EDITION 3 studied the efficacy and safety of new insulin glargine (300 U/mL; Gla-300) vs glargine 100 U/mL (Gla-100) in T2DM uncontrolled by treatments other than insulin.
In this 6-month, multicenter, open-label study participants (n=878, BMI 33 kg/m2, T2DM duration 9.8 yr, HbA1c 8.5 %) were randomised to once-daily Gla-300 or Gla-100 in the evening while stopping sulfonylureas. Insulin was titrated seeking fasting self-measured plasma glucose of 4.4–5.6 mmol/L. Primary endpoint was HbA1c change to month 6, main secondary endpoint was percentage of participants with ≥1 confirmed (≤3.9 mmol/L [≤70 mg/dL]) or severe nocturnal hypoglycaemic event from week 9 to month 6.

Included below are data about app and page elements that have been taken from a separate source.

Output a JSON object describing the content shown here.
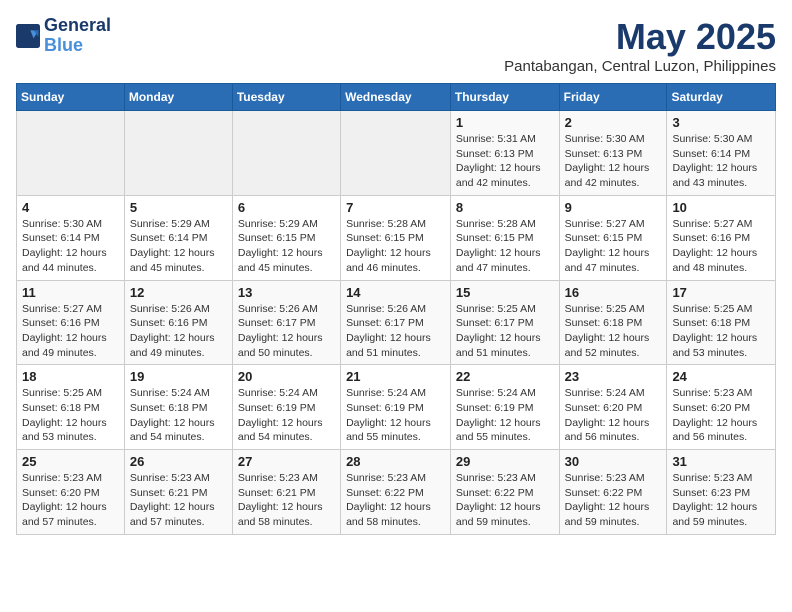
{
  "logo": {
    "line1": "General",
    "line2": "Blue"
  },
  "title": "May 2025",
  "location": "Pantabangan, Central Luzon, Philippines",
  "weekdays": [
    "Sunday",
    "Monday",
    "Tuesday",
    "Wednesday",
    "Thursday",
    "Friday",
    "Saturday"
  ],
  "weeks": [
    [
      {
        "day": "",
        "info": ""
      },
      {
        "day": "",
        "info": ""
      },
      {
        "day": "",
        "info": ""
      },
      {
        "day": "",
        "info": ""
      },
      {
        "day": "1",
        "info": "Sunrise: 5:31 AM\nSunset: 6:13 PM\nDaylight: 12 hours\nand 42 minutes."
      },
      {
        "day": "2",
        "info": "Sunrise: 5:30 AM\nSunset: 6:13 PM\nDaylight: 12 hours\nand 42 minutes."
      },
      {
        "day": "3",
        "info": "Sunrise: 5:30 AM\nSunset: 6:14 PM\nDaylight: 12 hours\nand 43 minutes."
      }
    ],
    [
      {
        "day": "4",
        "info": "Sunrise: 5:30 AM\nSunset: 6:14 PM\nDaylight: 12 hours\nand 44 minutes."
      },
      {
        "day": "5",
        "info": "Sunrise: 5:29 AM\nSunset: 6:14 PM\nDaylight: 12 hours\nand 45 minutes."
      },
      {
        "day": "6",
        "info": "Sunrise: 5:29 AM\nSunset: 6:15 PM\nDaylight: 12 hours\nand 45 minutes."
      },
      {
        "day": "7",
        "info": "Sunrise: 5:28 AM\nSunset: 6:15 PM\nDaylight: 12 hours\nand 46 minutes."
      },
      {
        "day": "8",
        "info": "Sunrise: 5:28 AM\nSunset: 6:15 PM\nDaylight: 12 hours\nand 47 minutes."
      },
      {
        "day": "9",
        "info": "Sunrise: 5:27 AM\nSunset: 6:15 PM\nDaylight: 12 hours\nand 47 minutes."
      },
      {
        "day": "10",
        "info": "Sunrise: 5:27 AM\nSunset: 6:16 PM\nDaylight: 12 hours\nand 48 minutes."
      }
    ],
    [
      {
        "day": "11",
        "info": "Sunrise: 5:27 AM\nSunset: 6:16 PM\nDaylight: 12 hours\nand 49 minutes."
      },
      {
        "day": "12",
        "info": "Sunrise: 5:26 AM\nSunset: 6:16 PM\nDaylight: 12 hours\nand 49 minutes."
      },
      {
        "day": "13",
        "info": "Sunrise: 5:26 AM\nSunset: 6:17 PM\nDaylight: 12 hours\nand 50 minutes."
      },
      {
        "day": "14",
        "info": "Sunrise: 5:26 AM\nSunset: 6:17 PM\nDaylight: 12 hours\nand 51 minutes."
      },
      {
        "day": "15",
        "info": "Sunrise: 5:25 AM\nSunset: 6:17 PM\nDaylight: 12 hours\nand 51 minutes."
      },
      {
        "day": "16",
        "info": "Sunrise: 5:25 AM\nSunset: 6:18 PM\nDaylight: 12 hours\nand 52 minutes."
      },
      {
        "day": "17",
        "info": "Sunrise: 5:25 AM\nSunset: 6:18 PM\nDaylight: 12 hours\nand 53 minutes."
      }
    ],
    [
      {
        "day": "18",
        "info": "Sunrise: 5:25 AM\nSunset: 6:18 PM\nDaylight: 12 hours\nand 53 minutes."
      },
      {
        "day": "19",
        "info": "Sunrise: 5:24 AM\nSunset: 6:18 PM\nDaylight: 12 hours\nand 54 minutes."
      },
      {
        "day": "20",
        "info": "Sunrise: 5:24 AM\nSunset: 6:19 PM\nDaylight: 12 hours\nand 54 minutes."
      },
      {
        "day": "21",
        "info": "Sunrise: 5:24 AM\nSunset: 6:19 PM\nDaylight: 12 hours\nand 55 minutes."
      },
      {
        "day": "22",
        "info": "Sunrise: 5:24 AM\nSunset: 6:19 PM\nDaylight: 12 hours\nand 55 minutes."
      },
      {
        "day": "23",
        "info": "Sunrise: 5:24 AM\nSunset: 6:20 PM\nDaylight: 12 hours\nand 56 minutes."
      },
      {
        "day": "24",
        "info": "Sunrise: 5:23 AM\nSunset: 6:20 PM\nDaylight: 12 hours\nand 56 minutes."
      }
    ],
    [
      {
        "day": "25",
        "info": "Sunrise: 5:23 AM\nSunset: 6:20 PM\nDaylight: 12 hours\nand 57 minutes."
      },
      {
        "day": "26",
        "info": "Sunrise: 5:23 AM\nSunset: 6:21 PM\nDaylight: 12 hours\nand 57 minutes."
      },
      {
        "day": "27",
        "info": "Sunrise: 5:23 AM\nSunset: 6:21 PM\nDaylight: 12 hours\nand 58 minutes."
      },
      {
        "day": "28",
        "info": "Sunrise: 5:23 AM\nSunset: 6:22 PM\nDaylight: 12 hours\nand 58 minutes."
      },
      {
        "day": "29",
        "info": "Sunrise: 5:23 AM\nSunset: 6:22 PM\nDaylight: 12 hours\nand 59 minutes."
      },
      {
        "day": "30",
        "info": "Sunrise: 5:23 AM\nSunset: 6:22 PM\nDaylight: 12 hours\nand 59 minutes."
      },
      {
        "day": "31",
        "info": "Sunrise: 5:23 AM\nSunset: 6:23 PM\nDaylight: 12 hours\nand 59 minutes."
      }
    ]
  ]
}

HbA1c decreased similarly with both treatments (LS mean change [SD] -1.42 [0.05] and -1.46 [0.05] % difference 0.04 [95% CI: -0.09 to 0.17] %). RR of experiencing any confirmed or severe nocturnal hypoglycaemia with Gla-300 vs Gla-100 was 0.76 [CI: 0.59 to 0.99] for the 6 month treatment. Rates (per patient-yr) of confirmed or severe events at any time were lower with Gla-300 (RR 0.75 [CI: 0.57 to 0.99]) over 6 months. Severe hypoglycaemia was infrequent in both treatment groups. Mean weight change was +0.4 (SD 3.8) kg with Gla-300 and +0.7 (3.8) kg with Gla-100. No differences in adverse events were seen.
In conclusion, in insulin naïve people with T2DM, Gla-300 provides comparable effective glycaemic control with less hypoglycaemia vs Gla-100.

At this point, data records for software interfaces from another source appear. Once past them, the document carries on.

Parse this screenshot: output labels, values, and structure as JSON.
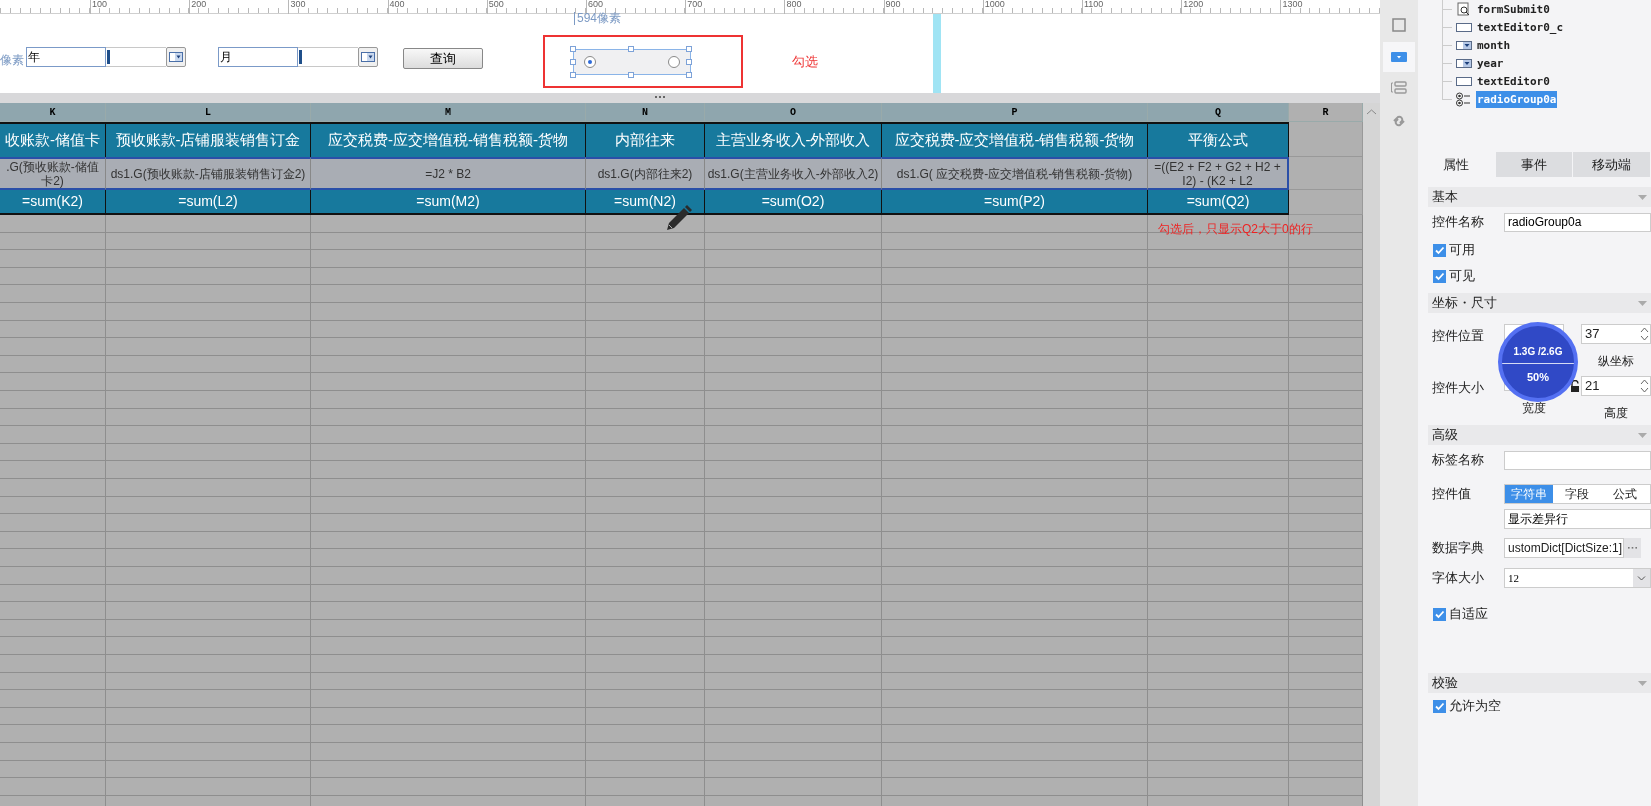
{
  "ruler": {
    "labels": [
      "100",
      "200",
      "300",
      "400",
      "500",
      "600",
      "700",
      "800",
      "900",
      "1000",
      "1100",
      "1200",
      "1300"
    ]
  },
  "form": {
    "edge_label": "像素",
    "year_field": {
      "value": "年"
    },
    "month_field": {
      "value": "月"
    },
    "query_button": "查询",
    "width_hint": "594像素",
    "radio_group": {
      "options": [
        {
          "selected": true
        },
        {
          "selected": false
        }
      ]
    },
    "note": "勾选"
  },
  "sheet": {
    "columns": [
      "K",
      "L",
      "M",
      "N",
      "O",
      "P",
      "Q",
      "R"
    ],
    "header_row": [
      "收账款-储值卡",
      "预收账款-店铺服装销售订金",
      "应交税费-应交增值税-销售税额-货物",
      "内部往来",
      "主营业务收入-外部收入",
      "应交税费-应交增值税-销售税额-货物",
      "平衡公式"
    ],
    "formula_row": [
      ".G(预收账款-储值卡2)",
      "ds1.G(预收账款-店铺服装销售订金2)",
      "=J2 * B2",
      "ds1.G(内部往来2)",
      "ds1.G(主营业务收入-外部收入2)",
      "ds1.G( 应交税费-应交增值税-销售税额-货物)",
      "=((E2 + F2 + G2 + H2 + I2) - (K2 + L2"
    ],
    "sum_row": [
      "=sum(K2)",
      "=sum(L2)",
      "=sum(M2)",
      "=sum(N2)",
      "=sum(O2)",
      "=sum(P2)",
      "=sum(Q2)"
    ],
    "note": "勾选后，只显示Q2大于0的行"
  },
  "side_tools": [
    {
      "kind": "frame",
      "selected": false
    },
    {
      "kind": "dropdown",
      "selected": true
    },
    {
      "kind": "layout",
      "selected": false
    },
    {
      "kind": "link",
      "selected": false
    }
  ],
  "tree": [
    {
      "label": "formSubmit0",
      "kind": "submit",
      "selected": false
    },
    {
      "label": "textEditor0_c",
      "kind": "text",
      "selected": false
    },
    {
      "label": "month",
      "kind": "combo",
      "selected": false
    },
    {
      "label": "year",
      "kind": "combo",
      "selected": false
    },
    {
      "label": "textEditor0",
      "kind": "text",
      "selected": false
    },
    {
      "label": "radioGroup0a",
      "kind": "radio",
      "selected": true
    }
  ],
  "tabs": [
    {
      "label": "属性",
      "selected": true
    },
    {
      "label": "事件",
      "selected": false
    },
    {
      "label": "移动端",
      "selected": false
    }
  ],
  "sections": [
    {
      "title": "基本",
      "rows": [
        {
          "kind": "text",
          "label": "控件名称",
          "value": "radioGroup0a"
        },
        {
          "kind": "check",
          "label": "可用",
          "checked": true
        },
        {
          "kind": "check",
          "label": "可见",
          "checked": true
        }
      ]
    },
    {
      "title": "坐标・尺寸",
      "rows": [
        {
          "kind": "pair",
          "label": "控件位置",
          "value": "37",
          "caption": "纵坐标",
          "locked": false
        },
        {
          "kind": "pair",
          "label": "控件大小",
          "value": "21",
          "left_caption": "宽度",
          "caption": "高度",
          "locked": true
        }
      ]
    },
    {
      "title": "高级",
      "rows": [
        {
          "kind": "text",
          "label": "标签名称"
        },
        {
          "kind": "segmented",
          "label": "控件值",
          "options": [
            {
              "label": "字符串",
              "selected": true
            },
            {
              "label": "字段",
              "selected": false
            },
            {
              "label": "公式",
              "selected": false
            }
          ],
          "value": "显示差异行"
        },
        {
          "kind": "dict",
          "label": "数据字典",
          "value": "ustomDict[DictSize:1]"
        },
        {
          "kind": "select",
          "label": "字体大小",
          "value": "12"
        },
        {
          "kind": "check",
          "label": "自适应",
          "checked": true
        }
      ]
    },
    {
      "title": "校验",
      "rows": [
        {
          "kind": "check",
          "label": "允许为空",
          "checked": true
        }
      ]
    }
  ],
  "memory_widget": {
    "usage": "1.3G /2.6G",
    "percent": "50%"
  }
}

Funding: Study sponsored by sanofi (NCT01676220).